Northeastern Adopts New Sustainability Program
This week, Northeastern University became Boston’s first college to join the Real Food Challenge, which is a national campaign through which colleges pledge to purchase 20 percent of their food from local, sustainable sources.
The Real Food Challenge will begin this fall at Northeastern’s International Village dining hall. A small group of students will work with dining services to process invoices, and they will break down the “real food” being provided into four categories: community based, fair, ecologically sound, and humane. In a report for Northeastern, Maureen Timmons, the director of dining services at Northeastern, said:
“We’re thrilled about this commitment. It takes all the work we’ve been doing on sustainability to a whole new level. We give the students a lot of credit for their commitment to the issue and for working so closely with us.”
According to the report, Northeastern’s participation in the Real Food Challenge will continue the university’s commitment to green initiatives and sustainability. Two of the seven 3-star certified “Green Restaurants” in Mass. (restaurants that are awarded stars are environmentally responsible, and excel at waste reduction, recycling, and sustainability) located on Northeastern’s campus (The International Village Dining Hall, Peet’s Coffee, and Jamba Juice), plus the university’s compost system processes nearly 700 tons of compost each year.
Timmons says that it was the students’ dedication to the issue that led to the university’s decision to adopt the program. The School of Public Policy and Urban Affairs will offer a course in the spring dedicated to Northeastern’s involvement in the sustainability movement, too.
Tricia Kiefer, one of the students who was heavily involved in the campaign last year, is excited about Northeastern’s willingness to adopt the program.
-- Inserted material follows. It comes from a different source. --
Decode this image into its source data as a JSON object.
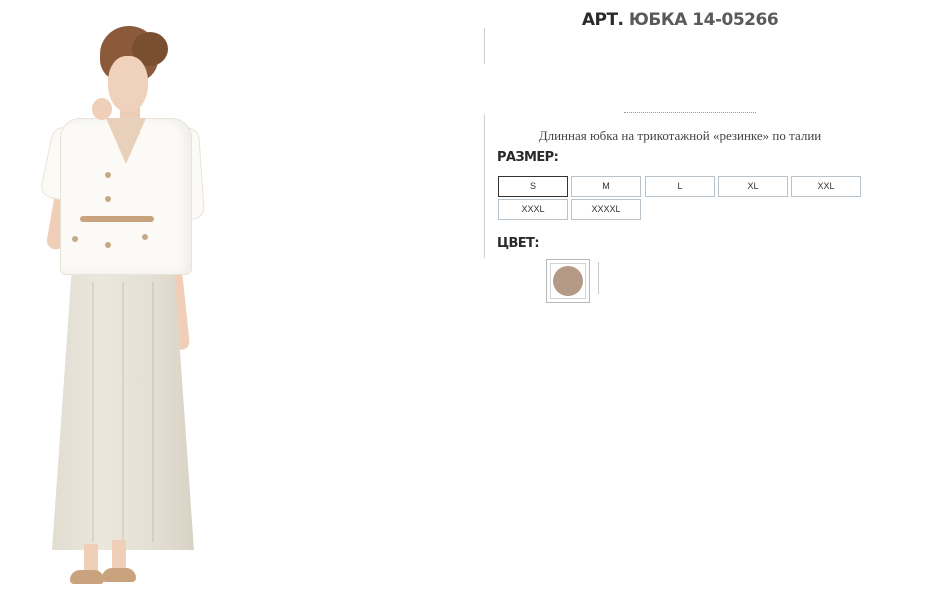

She graduated last fall and now works for the Real Food Challenge. In the report, she said:
“Our campaign on campus has been really dynamic. The core group of students has worked hard this semester to unify students, staff, and the administration around this important common goal.”